_Task details_
When you reproduce the listing, keep every word as it is and drop the pictures.

_Record set_
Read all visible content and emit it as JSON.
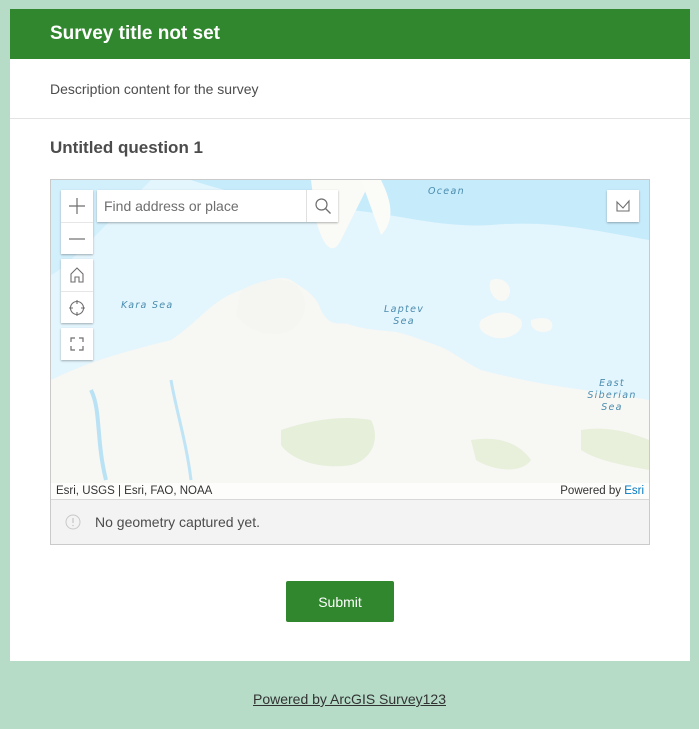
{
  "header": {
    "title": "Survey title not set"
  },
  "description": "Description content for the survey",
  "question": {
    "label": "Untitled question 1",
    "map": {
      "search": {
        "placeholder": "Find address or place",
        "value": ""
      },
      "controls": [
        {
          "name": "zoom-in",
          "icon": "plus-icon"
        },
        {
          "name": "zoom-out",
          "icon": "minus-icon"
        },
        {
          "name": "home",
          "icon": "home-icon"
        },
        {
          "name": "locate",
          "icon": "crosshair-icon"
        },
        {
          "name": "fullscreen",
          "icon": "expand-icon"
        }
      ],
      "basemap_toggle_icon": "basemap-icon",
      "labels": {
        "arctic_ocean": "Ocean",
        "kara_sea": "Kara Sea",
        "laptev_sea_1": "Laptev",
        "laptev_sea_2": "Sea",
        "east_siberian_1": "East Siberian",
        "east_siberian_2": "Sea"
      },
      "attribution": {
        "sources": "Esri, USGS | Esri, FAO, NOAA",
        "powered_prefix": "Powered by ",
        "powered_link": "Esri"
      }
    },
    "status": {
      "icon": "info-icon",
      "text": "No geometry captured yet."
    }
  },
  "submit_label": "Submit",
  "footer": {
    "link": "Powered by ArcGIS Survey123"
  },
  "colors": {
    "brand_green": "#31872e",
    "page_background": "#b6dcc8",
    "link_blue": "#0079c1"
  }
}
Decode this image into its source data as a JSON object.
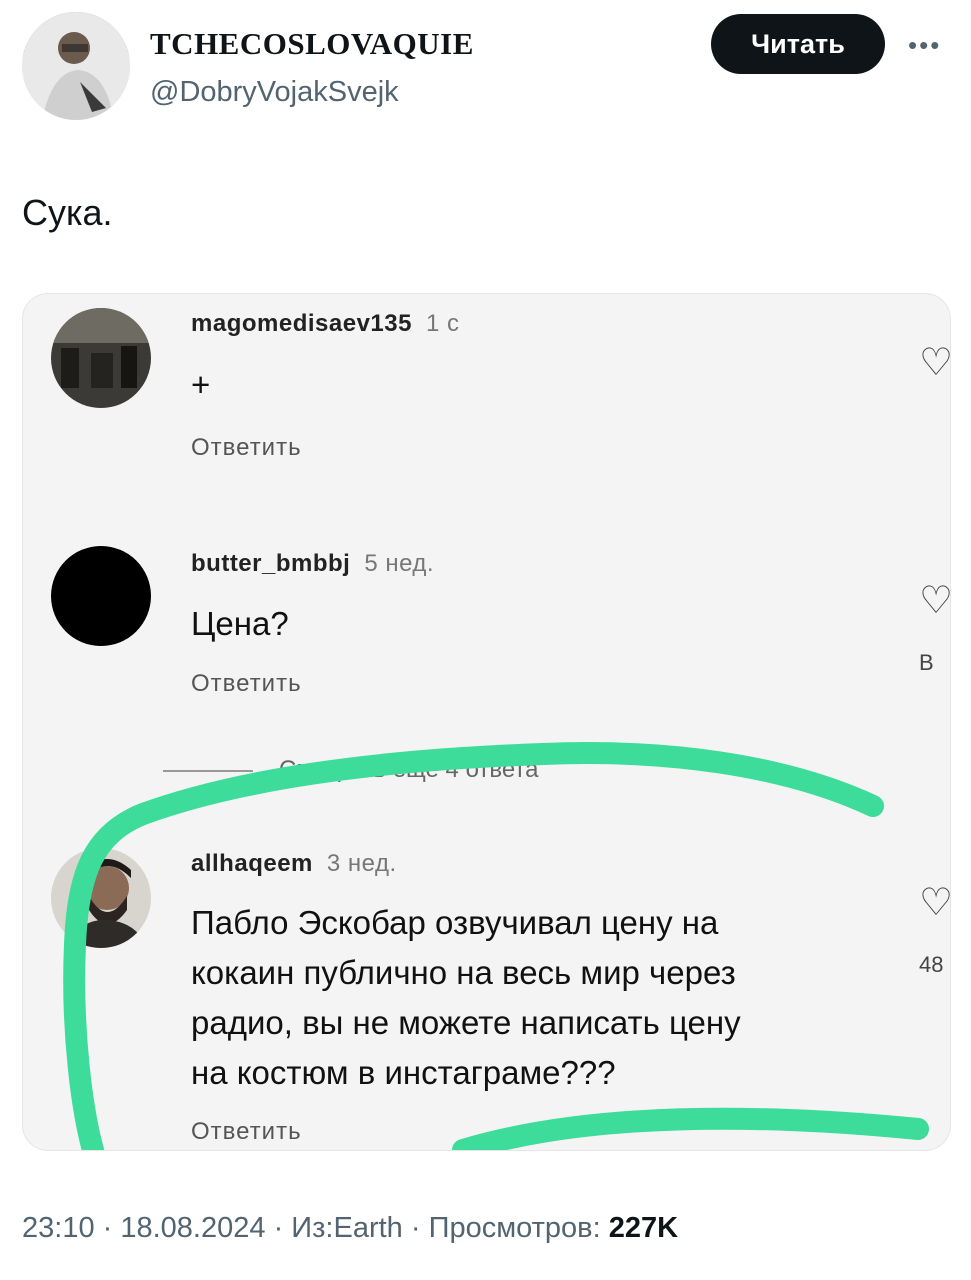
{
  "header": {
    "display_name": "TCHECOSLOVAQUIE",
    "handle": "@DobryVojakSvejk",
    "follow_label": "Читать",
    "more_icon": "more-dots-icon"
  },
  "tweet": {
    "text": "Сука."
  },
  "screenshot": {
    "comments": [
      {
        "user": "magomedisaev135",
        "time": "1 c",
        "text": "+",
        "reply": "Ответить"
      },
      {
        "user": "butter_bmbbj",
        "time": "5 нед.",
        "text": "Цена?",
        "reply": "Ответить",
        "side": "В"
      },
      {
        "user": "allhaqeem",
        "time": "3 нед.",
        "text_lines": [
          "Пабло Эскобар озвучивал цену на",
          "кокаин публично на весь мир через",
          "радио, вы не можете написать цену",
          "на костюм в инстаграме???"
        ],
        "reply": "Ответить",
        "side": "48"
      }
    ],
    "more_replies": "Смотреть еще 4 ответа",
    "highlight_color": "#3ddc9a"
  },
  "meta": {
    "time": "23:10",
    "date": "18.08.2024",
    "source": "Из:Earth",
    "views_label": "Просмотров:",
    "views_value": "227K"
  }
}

_Response to this exercise_
Read all visible content and emit it as JSON.
{
  "header": {
    "title": "Survey title not set"
  },
  "description": "Description content for the survey",
  "question": {
    "label": "Untitled question 1",
    "map": {
      "search": {
        "placeholder": "Find address or place",
        "value": ""
      },
      "controls": [
        {
          "name": "zoom-in",
          "icon": "plus-icon"
        },
        {
          "name": "zoom-out",
          "icon": "minus-icon"
        },
        {
          "name": "home",
          "icon": "home-icon"
        },
        {
          "name": "locate",
          "icon": "crosshair-icon"
        },
        {
          "name": "fullscreen",
          "icon": "expand-icon"
        }
      ],
      "basemap_toggle_icon": "basemap-icon",
      "labels": {
        "arctic_ocean": "Ocean",
        "kara_sea": "Kara Sea",
        "laptev_sea_1": "Laptev",
        "laptev_sea_2": "Sea",
        "east_siberian_1": "East Siberian",
        "east_siberian_2": "Sea"
      },
      "attribution": {
        "sources": "Esri, USGS | Esri, FAO, NOAA",
        "powered_prefix": "Powered by ",
        "powered_link": "Esri"
      }
    },
    "status": {
      "icon": "info-icon",
      "text": "No geometry captured yet."
    }
  },
  "submit_label": "Submit",
  "footer": {
    "link": "Powered by ArcGIS Survey123"
  },
  "colors": {
    "brand_green": "#31872e",
    "page_background": "#b6dcc8",
    "link_blue": "#0079c1"
  }
}
Decode this image into its source data as a JSON object.
{
  "header": {
    "display_name": "TCHECOSLOVAQUIE",
    "handle": "@DobryVojakSvejk",
    "follow_label": "Читать",
    "more_icon": "more-dots-icon"
  },
  "tweet": {
    "text": "Сука."
  },
  "screenshot": {
    "comments": [
      {
        "user": "magomedisaev135",
        "time": "1 c",
        "text": "+",
        "reply": "Ответить"
      },
      {
        "user": "butter_bmbbj",
        "time": "5 нед.",
        "text": "Цена?",
        "reply": "Ответить",
        "side": "В"
      },
      {
        "user": "allhaqeem",
        "time": "3 нед.",
        "text_lines": [
          "Пабло Эскобар озвучивал цену на",
          "кокаин публично на весь мир через",
          "радио, вы не можете написать цену",
          "на костюм в инстаграме???"
        ],
        "reply": "Ответить",
        "side": "48"
      }
    ],
    "more_replies": "Смотреть еще 4 ответа",
    "highlight_color": "#3ddc9a"
  },
  "meta": {
    "time": "23:10",
    "date": "18.08.2024",
    "source": "Из:Earth",
    "views_label": "Просмотров:",
    "views_value": "227K"
  }
}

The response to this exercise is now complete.